*** Opening of Dataset records ***

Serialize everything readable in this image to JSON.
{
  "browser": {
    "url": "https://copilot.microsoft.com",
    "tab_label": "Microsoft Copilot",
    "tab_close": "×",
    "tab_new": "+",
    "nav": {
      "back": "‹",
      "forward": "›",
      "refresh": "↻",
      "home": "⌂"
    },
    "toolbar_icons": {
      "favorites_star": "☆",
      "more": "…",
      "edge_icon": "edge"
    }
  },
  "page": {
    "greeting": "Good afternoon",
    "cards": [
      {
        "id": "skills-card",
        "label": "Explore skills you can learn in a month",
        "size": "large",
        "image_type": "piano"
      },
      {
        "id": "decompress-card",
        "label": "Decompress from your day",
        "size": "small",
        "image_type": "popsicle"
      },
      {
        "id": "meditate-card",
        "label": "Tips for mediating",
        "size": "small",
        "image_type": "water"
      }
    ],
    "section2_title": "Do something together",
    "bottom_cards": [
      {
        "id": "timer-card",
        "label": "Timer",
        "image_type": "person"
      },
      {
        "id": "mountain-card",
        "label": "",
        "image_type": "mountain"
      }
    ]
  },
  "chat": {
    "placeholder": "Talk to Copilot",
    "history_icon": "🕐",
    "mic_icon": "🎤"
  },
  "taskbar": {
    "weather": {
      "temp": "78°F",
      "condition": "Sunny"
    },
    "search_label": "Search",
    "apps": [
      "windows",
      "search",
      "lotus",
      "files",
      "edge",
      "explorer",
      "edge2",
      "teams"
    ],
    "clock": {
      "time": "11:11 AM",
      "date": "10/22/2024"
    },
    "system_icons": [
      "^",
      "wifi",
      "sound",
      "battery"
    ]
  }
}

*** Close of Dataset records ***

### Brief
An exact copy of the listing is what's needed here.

### Response area
Serialize everything readable in this image to JSON.
{
  "browser": {
    "url": "https://copilot.microsoft.com",
    "tab_label": "Microsoft Copilot",
    "tab_close": "×",
    "tab_new": "+",
    "nav": {
      "back": "‹",
      "forward": "›",
      "refresh": "↻",
      "home": "⌂"
    },
    "toolbar_icons": {
      "favorites_star": "☆",
      "more": "…",
      "edge_icon": "edge"
    }
  },
  "page": {
    "greeting": "Good afternoon",
    "cards": [
      {
        "id": "skills-card",
        "label": "Explore skills you can learn in a month",
        "size": "large",
        "image_type": "piano"
      },
      {
        "id": "decompress-card",
        "label": "Decompress from your day",
        "size": "small",
        "image_type": "popsicle"
      },
      {
        "id": "meditate-card",
        "label": "Tips for mediating",
        "size": "small",
        "image_type": "water"
      }
    ],
    "section2_title": "Do something together",
    "bottom_cards": [
      {
        "id": "timer-card",
        "label": "Timer",
        "image_type": "person"
      },
      {
        "id": "mountain-card",
        "label": "",
        "image_type": "mountain"
      }
    ]
  },
  "chat": {
    "placeholder": "Talk to Copilot",
    "history_icon": "🕐",
    "mic_icon": "🎤"
  },
  "taskbar": {
    "weather": {
      "temp": "78°F",
      "condition": "Sunny"
    },
    "search_label": "Search",
    "apps": [
      "windows",
      "search",
      "lotus",
      "files",
      "edge",
      "explorer",
      "edge2",
      "teams"
    ],
    "clock": {
      "time": "11:11 AM",
      "date": "10/22/2024"
    },
    "system_icons": [
      "^",
      "wifi",
      "sound",
      "battery"
    ]
  }
}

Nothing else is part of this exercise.